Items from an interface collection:
=== Section Start ===

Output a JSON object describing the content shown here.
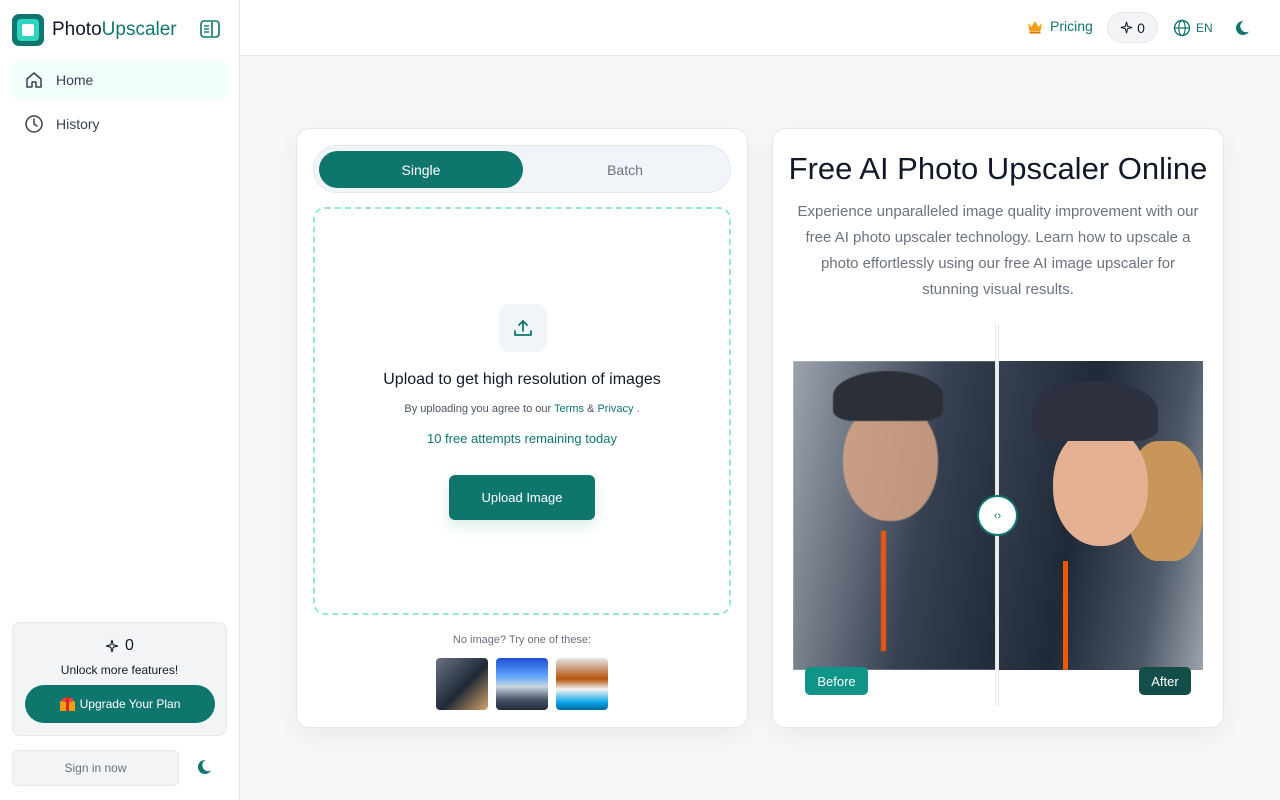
{
  "brand": {
    "name_part1": "Photo",
    "name_part2": "Upscaler"
  },
  "sidebar": {
    "items": [
      {
        "label": "Home",
        "icon": "home-icon"
      },
      {
        "label": "History",
        "icon": "clock-icon"
      }
    ],
    "credits_count": "0",
    "unlock_text": "Unlock more features!",
    "upgrade_label": "Upgrade Your Plan",
    "signin_label": "Sign in now"
  },
  "header": {
    "pricing_label": "Pricing",
    "credits_count": "0",
    "language": "EN"
  },
  "upload": {
    "tabs": [
      {
        "label": "Single"
      },
      {
        "label": "Batch"
      }
    ],
    "title": "Upload to get high resolution of images",
    "agree_prefix": "By uploading you agree to our",
    "terms_label": "Terms",
    "amp": "&",
    "privacy_label": "Privacy",
    "period": ".",
    "free_attempts": "10 free attempts remaining today",
    "button_label": "Upload Image",
    "no_image_text": "No image? Try one of these:"
  },
  "info": {
    "title": "Free AI Photo Upscaler Online",
    "description": "Experience unparalleled image quality improvement with our free AI photo upscaler technology. Learn how to upscale a photo effortlessly using our free AI image upscaler for stunning visual results.",
    "before_label": "Before",
    "after_label": "After",
    "handle_glyph": "‹›"
  },
  "colors": {
    "primary": "#0f766e",
    "accent_light": "#f0fdfa",
    "dash": "#99e6cf"
  }
}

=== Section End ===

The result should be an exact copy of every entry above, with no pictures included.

● Answer to this task:
Output a JSON object describing the content shown here.
{
  "brand": {
    "name_part1": "Photo",
    "name_part2": "Upscaler"
  },
  "sidebar": {
    "items": [
      {
        "label": "Home",
        "icon": "home-icon"
      },
      {
        "label": "History",
        "icon": "clock-icon"
      }
    ],
    "credits_count": "0",
    "unlock_text": "Unlock more features!",
    "upgrade_label": "Upgrade Your Plan",
    "signin_label": "Sign in now"
  },
  "header": {
    "pricing_label": "Pricing",
    "credits_count": "0",
    "language": "EN"
  },
  "upload": {
    "tabs": [
      {
        "label": "Single"
      },
      {
        "label": "Batch"
      }
    ],
    "title": "Upload to get high resolution of images",
    "agree_prefix": "By uploading you agree to our",
    "terms_label": "Terms",
    "amp": "&",
    "privacy_label": "Privacy",
    "period": ".",
    "free_attempts": "10 free attempts remaining today",
    "button_label": "Upload Image",
    "no_image_text": "No image? Try one of these:"
  },
  "info": {
    "title": "Free AI Photo Upscaler Online",
    "description": "Experience unparalleled image quality improvement with our free AI photo upscaler technology. Learn how to upscale a photo effortlessly using our free AI image upscaler for stunning visual results.",
    "before_label": "Before",
    "after_label": "After",
    "handle_glyph": "‹›"
  },
  "colors": {
    "primary": "#0f766e",
    "accent_light": "#f0fdfa",
    "dash": "#99e6cf"
  }
}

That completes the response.